Third Education Group ReviewA peer-reviewed electronic journal.   ISSN 1557-2870


On December 30, 2009, a federal court issued the following injunction against Richard Phelps:

1. Richard Phelps is permanently enjoined and restrained from using “Third Education Group” or any confusingly similar term as a name or mark for any goods, services, internet domain names, websites, or organization or other entity regarding education research, policy, or theory.

2. Richard Phelps is permanently enjoined and restrained from diluting the distinctive quality of the name and mark “Third Education Group.”

3. Richard Phelps is permanently enjoined and restrained from representing that he retains or has had any affiliation with Third Education Group, Inc. during the period of this injunction.

4. Richard Phelps shall take all necessary steps to transfer all rights and interest he has in any domain name containing the terms Third Education Group acquired prior to March 14, 2006 to Third Education Group, Inc.

5. In accordance with 15 U.S.C. § 1119, the Director of the Patent and Trademark Office shall rectify the register with respect to the registration of any party to this action so as to identify Third Education Group, Inc. as the Owner / Registrant of the mark “Third Education Group.”

In an earlier ruling, the court invalidated Phelps' claims to own the Third Education Group trademark:

Thus, the trademark is the property of TEG, Inc., as the successor to TEG. Phelps has no rights in the trademark that may be enforced under statutory or common law...... The court finds unpersuasive Phelps' contention that he retained possession of the trademark and the domain names and TEG used them under a license agreement. Phelps produces no evidence to prove that such a license agreement existed. Rather, the license / licensee argument appears to be a post hoc rationalization for Phelps' actions.

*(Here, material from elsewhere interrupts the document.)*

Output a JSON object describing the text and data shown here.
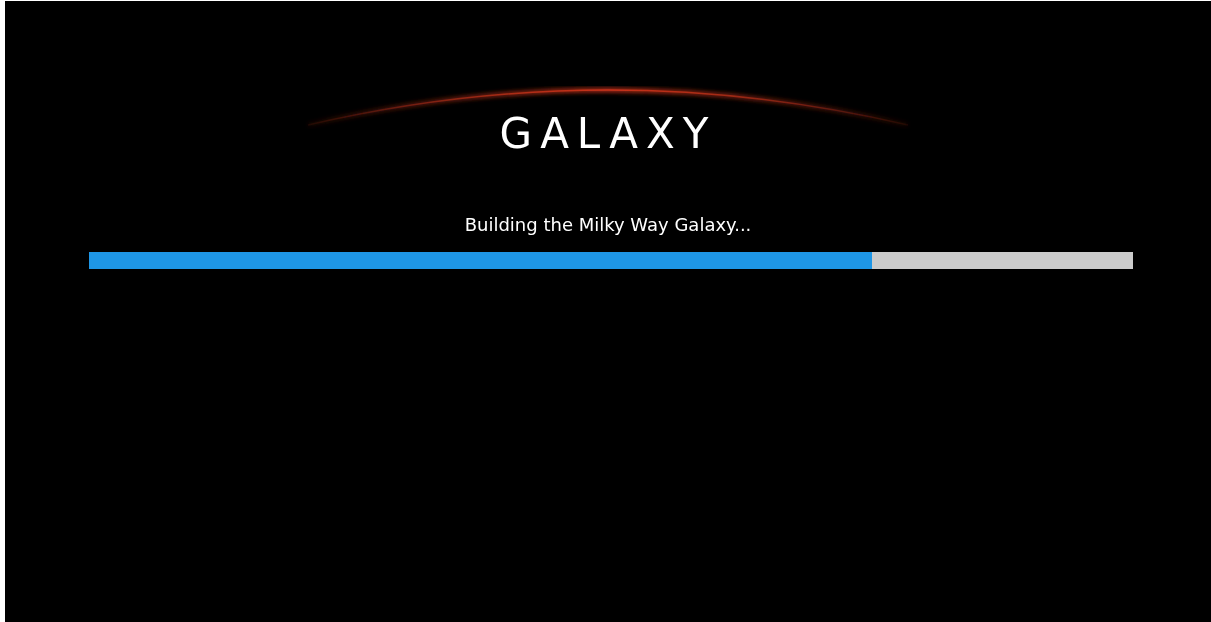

The dispute with Phelps, the co-founder of Third Education Group, originated because of disagreement over an article published by the journal, on the recommendation of two of the three reviewers (Phelps was the third). When the article was published, Phelps changed the password to Third Education Group's website and subsequently moved the domain to his own web site. He then mounted a steady campaign against Third Education Group, Inc., and its journal--claiming ownership of its title, of its ISSN number, and of the domains originally used by the journal.

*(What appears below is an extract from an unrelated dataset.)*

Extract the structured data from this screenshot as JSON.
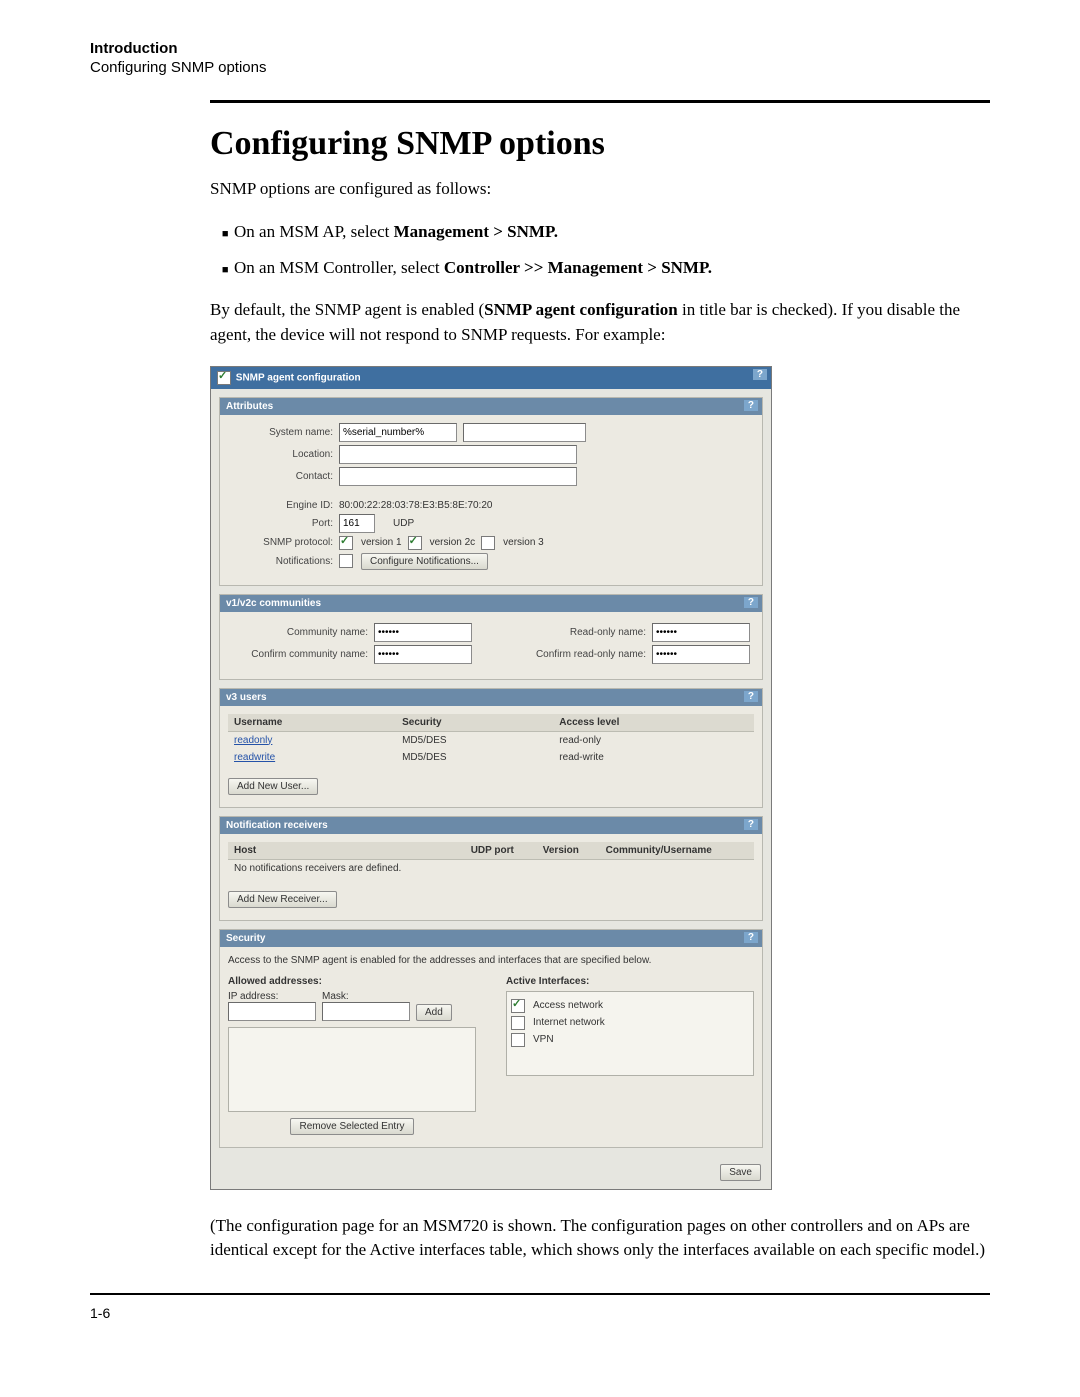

In September 2007, Phelps' attorney sent a letter to our service provider under the federal Digital Millenium Copyright Act (DMCA), followed by a more detailed second letter, demanding that our site be taken down because of alleged copyright violations. As a result, the site was blocked until early December. Following a "counter notification" from our attorney, it was available for a short period but then taken down again by our service provider, Pair Networks. Since then, we have changed providers.

In November 2007, Third Education Group, Inc., brought a lawsuit against Richard Phelps, a former participant in the organization. To view the complaint submitted to the Wisconsin district court, click here. This complaint lays out the history of the dispute with Phelps, as well as a more general history of this organization. Phelps' attorneys counter-sued in federal court. Both cases were then consolidated in federal court.

One disturbing element of Phelps' attorneys' filings is the number of half-truths and deliberate falsehoods included in an attempt to rewrite the history of the Third Education Group. These tried to make the argument that Phelps was the sole participant and that he never agreed to the formation of Third Education Group, Inc.

After Phelps closed the journal's site, we worked diligently for a solution that would avoid litigation while upholding the editorial integrity of this journal. Several others, believing in the journal's mission, tried to negotiate a solution, only to eventually give up in frustration as Phelps kept changing his demands. We started litigation reluctantly but saw no other viable alternative.